The secret, Murphy says, is CPGs, or ''central pattern generators', a biological mechanic found in most legged animals that allows them to coordinate the movement of their feet. Scientists have been using artificial CPGs to make robots walk since the 80s, and Boston Dynamics' Atlas has even been shown navigating difficult terrain by itself.


The final question is how much money the world will have to slam down to make this happen. At roughly 20 feet tall and 28 tons (in the case of an Atlas model), the Titans from Titanfall aren't too different from Eagle Prime, Megabot's flagship robot. Eagle Prime has the profile of a light tank, a race car, and a military aircraft all mixed together: it's got a V8 engine with 340 horsepower, it's capable of exerting 4,600 lb.-feet, its hydraulic pressure runs 4,000 psi, and it crawls around on custom Ripsaw tracks.

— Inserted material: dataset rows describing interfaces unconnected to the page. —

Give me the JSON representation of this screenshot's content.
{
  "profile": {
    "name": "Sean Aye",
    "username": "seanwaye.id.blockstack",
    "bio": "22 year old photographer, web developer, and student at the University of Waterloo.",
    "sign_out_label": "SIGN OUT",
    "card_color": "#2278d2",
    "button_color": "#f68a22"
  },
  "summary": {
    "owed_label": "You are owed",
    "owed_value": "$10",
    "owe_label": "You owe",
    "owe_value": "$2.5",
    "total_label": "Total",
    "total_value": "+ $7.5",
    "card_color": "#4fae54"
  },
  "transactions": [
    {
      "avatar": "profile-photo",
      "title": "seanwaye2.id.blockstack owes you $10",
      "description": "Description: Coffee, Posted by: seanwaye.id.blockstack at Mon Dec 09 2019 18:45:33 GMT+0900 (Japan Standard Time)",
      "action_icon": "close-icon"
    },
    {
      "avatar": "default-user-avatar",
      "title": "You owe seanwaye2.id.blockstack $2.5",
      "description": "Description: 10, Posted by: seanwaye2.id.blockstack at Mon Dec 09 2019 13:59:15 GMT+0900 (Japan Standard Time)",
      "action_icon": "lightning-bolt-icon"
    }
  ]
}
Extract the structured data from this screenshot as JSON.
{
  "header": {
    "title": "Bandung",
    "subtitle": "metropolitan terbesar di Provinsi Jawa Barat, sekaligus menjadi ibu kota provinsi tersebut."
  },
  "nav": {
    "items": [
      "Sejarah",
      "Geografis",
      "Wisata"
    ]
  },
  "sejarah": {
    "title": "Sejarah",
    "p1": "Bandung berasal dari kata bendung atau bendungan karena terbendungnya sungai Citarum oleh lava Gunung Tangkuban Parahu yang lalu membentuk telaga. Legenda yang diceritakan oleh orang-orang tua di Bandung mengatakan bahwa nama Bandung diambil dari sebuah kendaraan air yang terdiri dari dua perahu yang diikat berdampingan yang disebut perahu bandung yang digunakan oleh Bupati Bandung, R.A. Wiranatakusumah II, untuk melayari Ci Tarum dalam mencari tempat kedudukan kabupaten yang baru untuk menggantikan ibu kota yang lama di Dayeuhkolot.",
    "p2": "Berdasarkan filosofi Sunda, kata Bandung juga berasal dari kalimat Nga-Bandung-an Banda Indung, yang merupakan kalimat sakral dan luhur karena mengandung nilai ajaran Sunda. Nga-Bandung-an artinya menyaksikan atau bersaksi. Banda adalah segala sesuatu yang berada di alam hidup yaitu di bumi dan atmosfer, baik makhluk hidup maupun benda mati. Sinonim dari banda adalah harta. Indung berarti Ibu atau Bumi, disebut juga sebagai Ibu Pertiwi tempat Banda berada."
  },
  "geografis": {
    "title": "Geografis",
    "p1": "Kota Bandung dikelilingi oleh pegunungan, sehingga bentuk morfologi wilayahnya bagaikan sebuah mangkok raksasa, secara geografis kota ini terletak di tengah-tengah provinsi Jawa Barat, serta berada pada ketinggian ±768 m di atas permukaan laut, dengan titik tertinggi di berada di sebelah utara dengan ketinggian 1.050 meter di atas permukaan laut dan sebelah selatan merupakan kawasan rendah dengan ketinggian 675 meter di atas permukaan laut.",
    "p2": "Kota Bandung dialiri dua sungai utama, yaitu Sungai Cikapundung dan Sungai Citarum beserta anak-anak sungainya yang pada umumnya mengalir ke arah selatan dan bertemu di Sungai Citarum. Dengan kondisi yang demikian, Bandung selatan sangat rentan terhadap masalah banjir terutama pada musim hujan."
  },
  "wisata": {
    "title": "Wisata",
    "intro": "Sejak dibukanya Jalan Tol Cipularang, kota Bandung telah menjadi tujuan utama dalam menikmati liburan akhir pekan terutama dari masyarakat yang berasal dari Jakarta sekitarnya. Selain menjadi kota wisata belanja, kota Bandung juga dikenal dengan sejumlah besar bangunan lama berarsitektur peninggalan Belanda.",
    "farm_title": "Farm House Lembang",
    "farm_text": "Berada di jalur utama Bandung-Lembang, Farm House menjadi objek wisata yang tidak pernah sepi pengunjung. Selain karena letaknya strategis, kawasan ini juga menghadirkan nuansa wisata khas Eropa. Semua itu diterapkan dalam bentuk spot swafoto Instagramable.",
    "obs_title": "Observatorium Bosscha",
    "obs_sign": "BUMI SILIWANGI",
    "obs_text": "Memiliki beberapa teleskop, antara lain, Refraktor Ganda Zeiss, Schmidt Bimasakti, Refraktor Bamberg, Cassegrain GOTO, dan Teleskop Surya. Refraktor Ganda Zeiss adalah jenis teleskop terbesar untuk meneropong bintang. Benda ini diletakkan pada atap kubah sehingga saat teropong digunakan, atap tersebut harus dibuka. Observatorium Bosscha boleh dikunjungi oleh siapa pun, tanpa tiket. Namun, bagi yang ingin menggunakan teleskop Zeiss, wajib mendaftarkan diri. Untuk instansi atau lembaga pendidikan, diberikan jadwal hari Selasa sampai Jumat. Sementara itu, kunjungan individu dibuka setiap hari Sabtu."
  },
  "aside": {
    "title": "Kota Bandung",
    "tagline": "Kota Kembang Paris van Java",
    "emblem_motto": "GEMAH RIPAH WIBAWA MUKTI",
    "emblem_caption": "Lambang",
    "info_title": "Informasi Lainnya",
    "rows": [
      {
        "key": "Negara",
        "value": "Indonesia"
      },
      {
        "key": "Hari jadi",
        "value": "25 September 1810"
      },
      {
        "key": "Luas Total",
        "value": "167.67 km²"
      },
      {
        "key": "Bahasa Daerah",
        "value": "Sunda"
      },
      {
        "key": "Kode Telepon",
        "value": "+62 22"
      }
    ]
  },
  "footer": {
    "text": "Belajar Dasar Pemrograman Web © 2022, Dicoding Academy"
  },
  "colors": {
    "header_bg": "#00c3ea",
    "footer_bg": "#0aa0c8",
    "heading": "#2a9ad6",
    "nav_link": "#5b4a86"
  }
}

The Eagle Prime took $2.5 million to build, while its Japanese counterpart the Kuratas was previously selling for about $1 million. Meanwhile, France's AMX-56 Leclerc main battle tank, the most expensive tank in the world, costs around $12.6 million. For something like Titanfall's small-scale mechs, we might expect them to cost in the tens of millions.

But what about a Jaeger or EVA unit, which can stand anywhere from 200 to 288 feet tall? To wrap our heads around a machine of this scale, a good comparison might be the new USS Gerald Ford, the Navy's most recent aircraft carrier. It weighs in at 90,000 tons, is about 1,106 feet in length, and like a Jaeger, the carrier is nuclear-powered. The Gerald Ford cost $13 billion to build, which gives us a ballpark estimate for the amount of dosh needed to defend ourselves from kaiju. Meanwhile, SciencePortal ran some numbers and found that creating a Gundam from the ground-up (including materials and computers) would cost around $725 million.


Pacific Rim director Guillermo del Toro once said, "There is something to having something really, really large destroying a lot of little things." $700 million and one sequel later, it seems he was right — there is something about watching a giant robot committing cataclysmic acts of property damage that brings joy to millions.

Now, if only we could funnel that money into R&D, we might be able to make the real thing.